'They Are Slaughtering Us Like Animals'


Here it is from his website:

And here it is in a multimedia piece in the NY Times:

This photo essay is about how the government is dealing with a drug epidemic in the Philippines.

It is one of the best photo essays that I have seen yet because the photographer seems to normalize something that is so horrific but doesn't minimize how big of a problem it is. This essay has one major theme through it all - the lethal force used to fight a drug epidemic in Manila - but it shows the multiple facets of it. It incorporates dead bodies on the streets and the gory images juxtaposed with images of families mourning at their loss during funerals. It also shows the overcrowded prisons full of drug users and images of people going on with their lives while of their own are being murdered. 

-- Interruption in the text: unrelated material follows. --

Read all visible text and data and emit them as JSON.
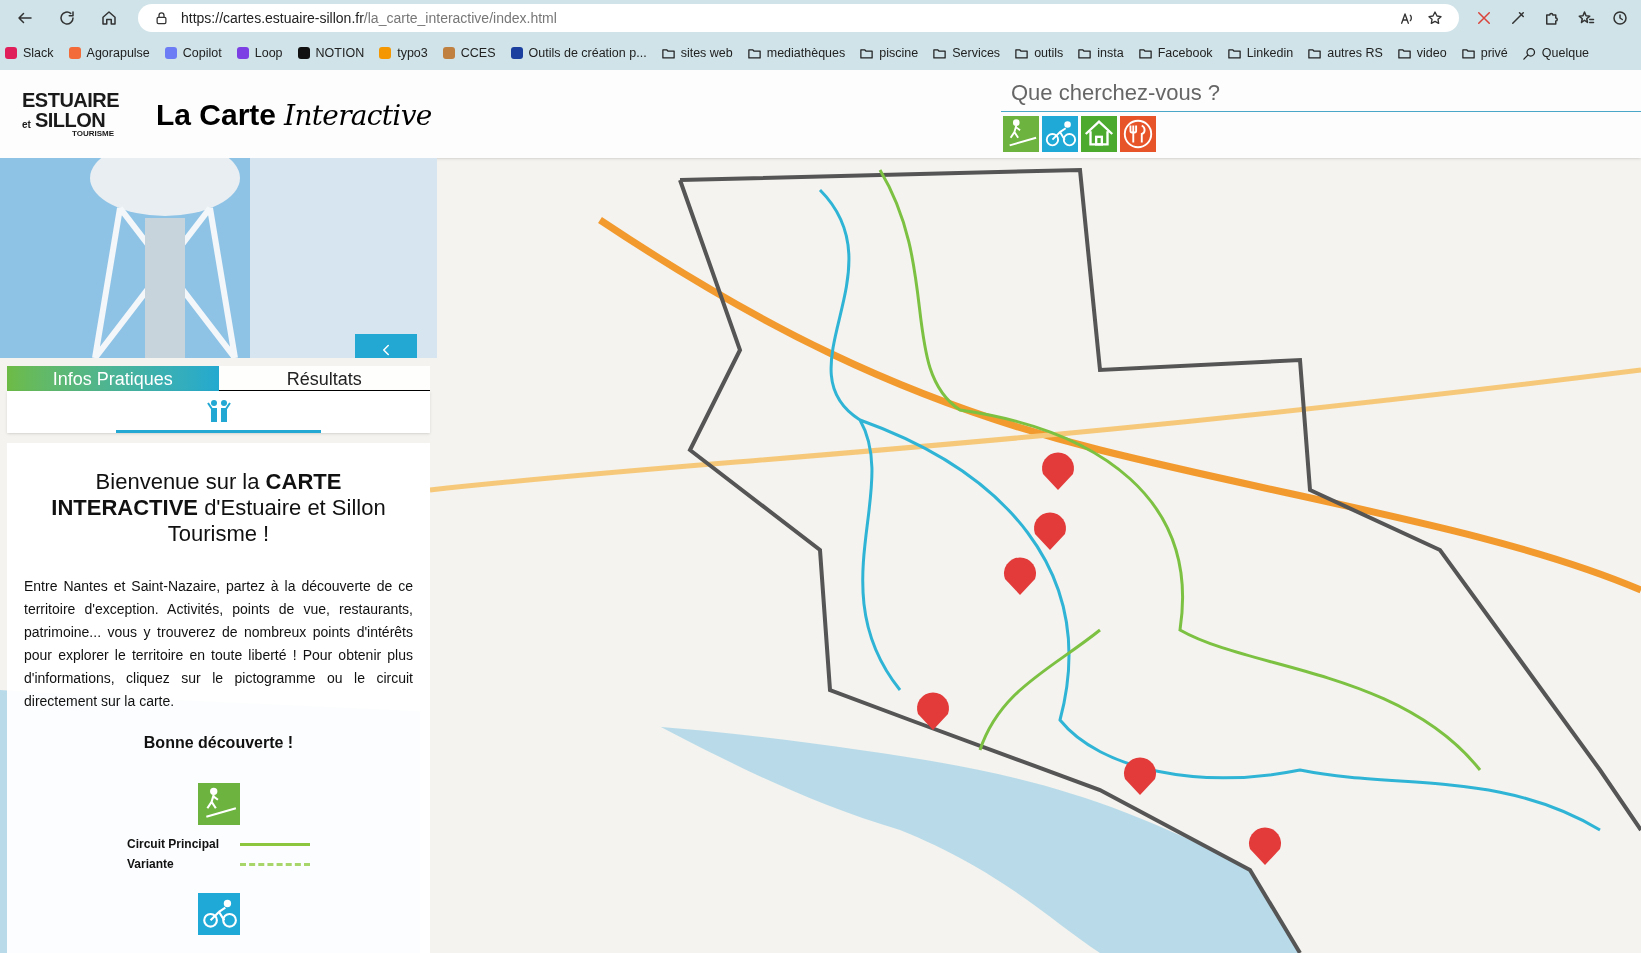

I think that it's just a super strong essay that has that one thread going through the entire thing. It is also so visually coherent that every image gives off this ominous vibe. 

Source: topsites://